The best way to keep pressure off of your own back line and create chances going forward is to maintain consistent and composed possession. With no true holding midfielder and one of the wide midfield spots going to Christen Press, who is not only a forward but clearly uncomfortable playing wide right as a right-footer, this problem has been identified for months now. In all honesty, it smacks of Jill Ellis trying to get her best 11 individual players on the field rather than looking at who complements each other best.
One factor I didn't mention about the last half hour of the game was the addition of midfielder Tobin Heath on for Christen Press. Obviously I think Press is fantastic, but Heath naturally plays much deeper, is comfortable facing goal, is impeccable with the ball at her feet, and knows how to play defense. To me, it was no accident that we looked better in possession when Heath came on. The effect was amplified when youngster Morgan Brian came on and looked composed beyond her years on the ball as a prototype midfielder.

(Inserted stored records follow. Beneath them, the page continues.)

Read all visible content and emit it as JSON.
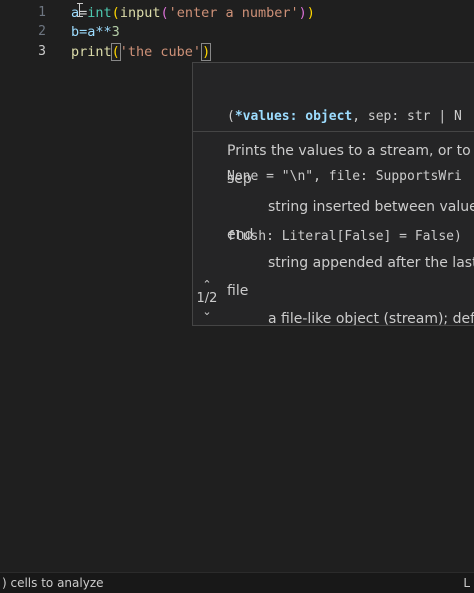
{
  "editor": {
    "line_numbers": [
      "1",
      "2",
      "3"
    ],
    "lines": [
      {
        "a": "a",
        "eq": "=",
        "int": "int",
        "p1": "(",
        "input": "input",
        "p2": "(",
        "s": "'enter a number'",
        "p3": ")",
        "p4": ")"
      },
      {
        "text": "b=a**",
        "num": "3"
      },
      {
        "print": "print",
        "p1": "(",
        "s": "'the cube'",
        "p2": ")"
      }
    ]
  },
  "hover": {
    "signature": [
      {
        "a": "(",
        "b": "*values: object",
        "c": ", sep: str | N"
      },
      {
        "a": "None = \"\\n\", file: SupportsWri"
      },
      {
        "a": "flush: Literal[False] = False)"
      }
    ],
    "description": "Prints the values to a stream, or to sys",
    "params": [
      {
        "name": "sep",
        "desc": "string inserted between values,"
      },
      {
        "name": "end",
        "desc": "string appended after the last v"
      },
      {
        "name": "file",
        "desc": "a file-like object (stream); defau"
      }
    ],
    "pager": "1/2"
  },
  "status": {
    "left": ") cells to analyze",
    "right": "L"
  }
}
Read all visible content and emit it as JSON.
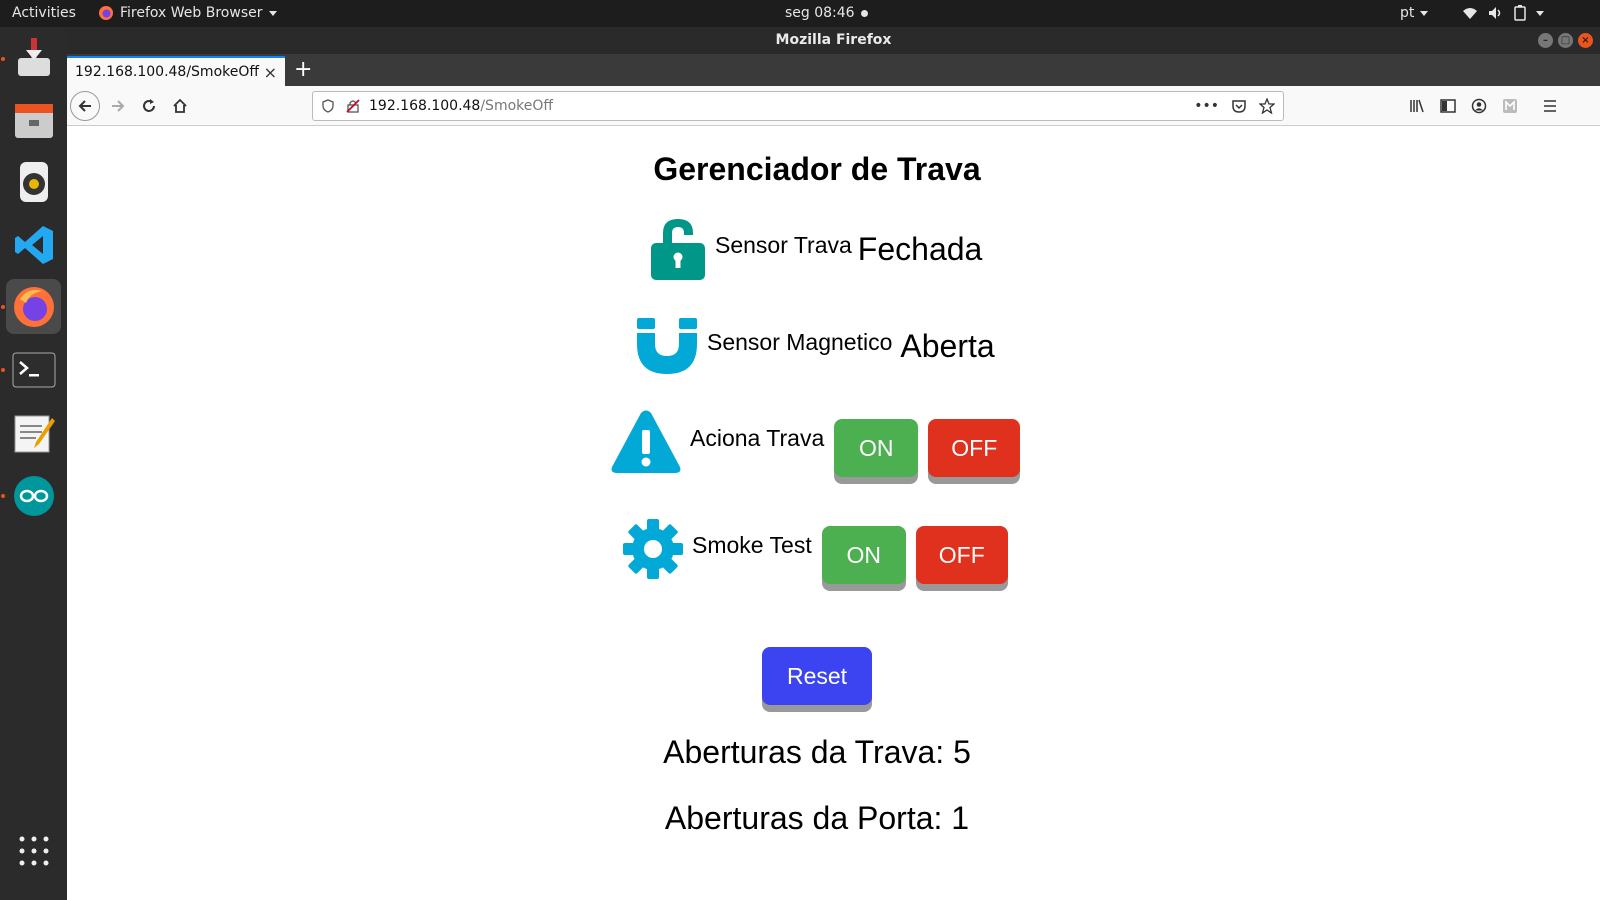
{
  "topbar": {
    "activities": "Activities",
    "app_name": "Firefox Web Browser",
    "clock": "seg 08:46",
    "language": "pt"
  },
  "window": {
    "title": "Mozilla Firefox"
  },
  "tab": {
    "title": "192.168.100.48/SmokeOff",
    "close": "×",
    "new": "+"
  },
  "navbar": {
    "url_host": "192.168.100.48",
    "url_path": "/SmokeOff",
    "more": "•••"
  },
  "page": {
    "title": "Gerenciador de Trava",
    "sensor_trava": {
      "label": "Sensor Trava",
      "state": "Fechada",
      "icon": "unlock-icon",
      "color": "#009688"
    },
    "sensor_magnetico": {
      "label": "Sensor Magnetico",
      "state": "Aberta",
      "icon": "magnet-icon",
      "color": "#03a9d6"
    },
    "aciona_trava": {
      "label": "Aciona Trava",
      "on": "ON",
      "off": "OFF",
      "icon": "warning-icon",
      "color": "#03a9d6"
    },
    "smoke_test": {
      "label": "Smoke Test",
      "on": "ON",
      "off": "OFF",
      "icon": "gear-icon",
      "color": "#03a9d6"
    },
    "reset": "Reset",
    "aberturas_trava": "Aberturas da Trava: 5",
    "aberturas_porta": "Aberturas da Porta: 1"
  }
}
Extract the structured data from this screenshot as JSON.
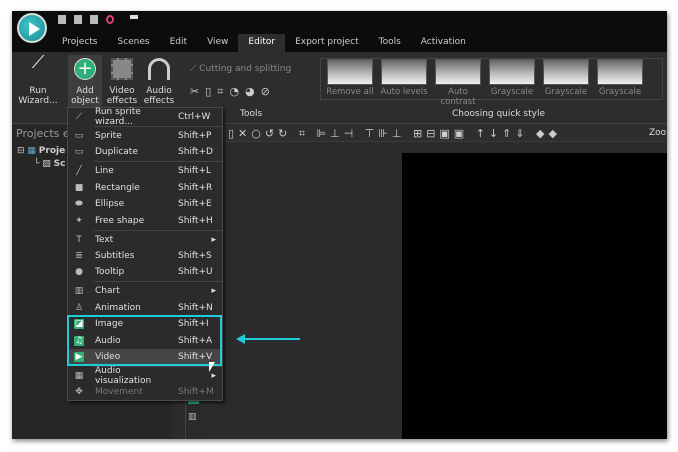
{
  "tabs": [
    "Projects",
    "Scenes",
    "Edit",
    "View",
    "Editor",
    "Export project",
    "Tools",
    "Activation"
  ],
  "active_tab": "Editor",
  "ribbon": {
    "run_wizard": [
      "Run",
      "Wizard..."
    ],
    "add_object": [
      "Add",
      "object"
    ],
    "video_effects": [
      "Video",
      "effects"
    ],
    "audio_effects": [
      "Audio",
      "effects"
    ],
    "cutting": "Cutting and splitting",
    "tools_label": "Tools",
    "quick_style_label": "Choosing quick style",
    "quick_styles": [
      "Remove all",
      "Auto levels",
      "Auto contrast",
      "Grayscale",
      "Grayscale",
      "Grayscale"
    ]
  },
  "zoom_label": "Zoo",
  "left_panel": {
    "title": "Projects ex",
    "tree": [
      "Proje",
      "Sc"
    ]
  },
  "menu": [
    {
      "label": "Run sprite wizard...",
      "shortcut": "Ctrl+W",
      "icon": "wand-icon"
    },
    {
      "label": "Sprite",
      "shortcut": "Shift+P",
      "icon": "sprite-icon"
    },
    {
      "label": "Duplicate",
      "shortcut": "Shift+D",
      "icon": "duplicate-icon"
    },
    {
      "label": "Line",
      "shortcut": "Shift+L",
      "icon": "line-icon"
    },
    {
      "label": "Rectangle",
      "shortcut": "Shift+R",
      "icon": "rectangle-icon"
    },
    {
      "label": "Ellipse",
      "shortcut": "Shift+E",
      "icon": "ellipse-icon"
    },
    {
      "label": "Free shape",
      "shortcut": "Shift+H",
      "icon": "free-shape-icon"
    },
    {
      "label": "Text",
      "shortcut": "",
      "icon": "text-icon",
      "submenu": true
    },
    {
      "label": "Subtitles",
      "shortcut": "Shift+S",
      "icon": "subtitles-icon"
    },
    {
      "label": "Tooltip",
      "shortcut": "Shift+U",
      "icon": "tooltip-icon"
    },
    {
      "label": "Chart",
      "shortcut": "",
      "icon": "chart-icon",
      "submenu": true
    },
    {
      "label": "Animation",
      "shortcut": "Shift+N",
      "icon": "animation-icon"
    },
    {
      "label": "Image",
      "shortcut": "Shift+I",
      "icon": "image-icon"
    },
    {
      "label": "Audio",
      "shortcut": "Shift+A",
      "icon": "audio-icon"
    },
    {
      "label": "Video",
      "shortcut": "Shift+V",
      "icon": "video-icon"
    },
    {
      "label": "Audio visualization",
      "shortcut": "",
      "icon": "audio-visualization-icon",
      "submenu": true
    },
    {
      "label": "Movement",
      "shortcut": "Shift+M",
      "icon": "movement-icon",
      "disabled": true
    }
  ],
  "colors": {
    "highlight": "#1ecbd8",
    "accent_green": "#33b07a"
  }
}
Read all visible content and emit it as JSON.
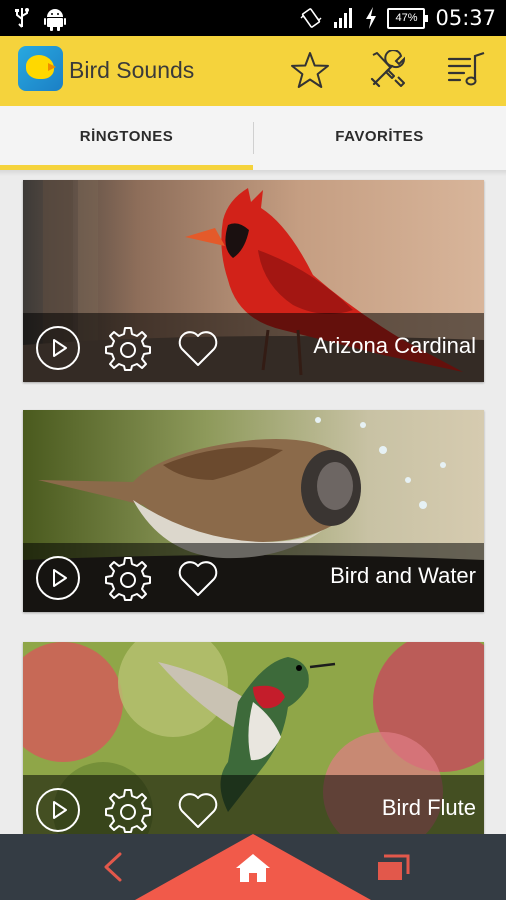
{
  "status_bar": {
    "battery": "47%",
    "time": "05:37",
    "icons": [
      "usb-icon",
      "android-icon",
      "vibrate-icon",
      "signal-icon",
      "charging-icon",
      "battery-icon"
    ]
  },
  "app_bar": {
    "title": "Bird Sounds",
    "actions": [
      "star-icon",
      "tools-icon",
      "playlist-icon"
    ]
  },
  "tabs": [
    {
      "label": "RİNGTONES",
      "active": true
    },
    {
      "label": "FAVORİTES",
      "active": false
    }
  ],
  "ringtones": [
    {
      "name": "Arizona Cardinal"
    },
    {
      "name": "Bird and Water"
    },
    {
      "name": "Bird Flute"
    }
  ],
  "bottom_nav": [
    "back-icon",
    "home-icon",
    "recent-apps-icon"
  ],
  "colors": {
    "accent": "#f5d33c",
    "nav_bg": "#343c44",
    "home_tab": "#f15a4a",
    "nav_icon": "#e2584b"
  }
}
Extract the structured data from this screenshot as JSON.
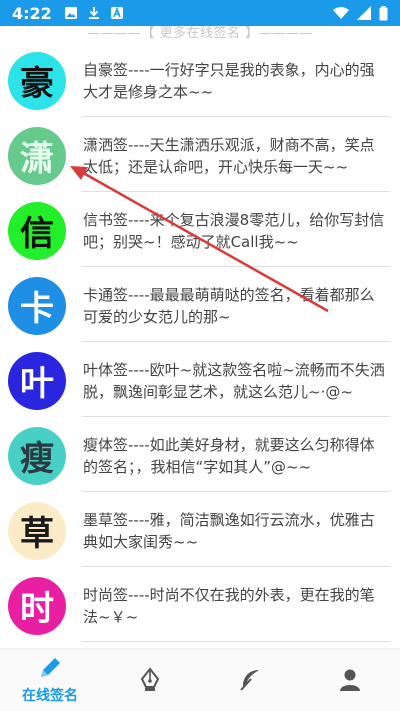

As such, there are a million solutions. One could be to switch Press with Leroux, who is fast, powerful, direct, and has already proven she can cut it back from the touchline in the buildup to the second goal. I can imagine her being successful wide right, and Press would get to her preferred spot close to goal. Ellis could also be so bold as to drop Wambach and play Leroux and Press up top as Morgan recovers, and Heath wide right.
What isn't a solution at this point, since it would've taken months of implementation, is a switch to a 4-3-3 that might've alleviated this problem. That being said, having met with Jill Ellis twice and written about soccer long enough to know how much more coaches know than I do, I actually have a lot of faith that her fundamental tactical decisions and personnel assessments are sound, and probably based on information I don't have (like how the players look in practice or health concerns). As such, take my points with a grain of salt and trust the Portsmouth-born woman.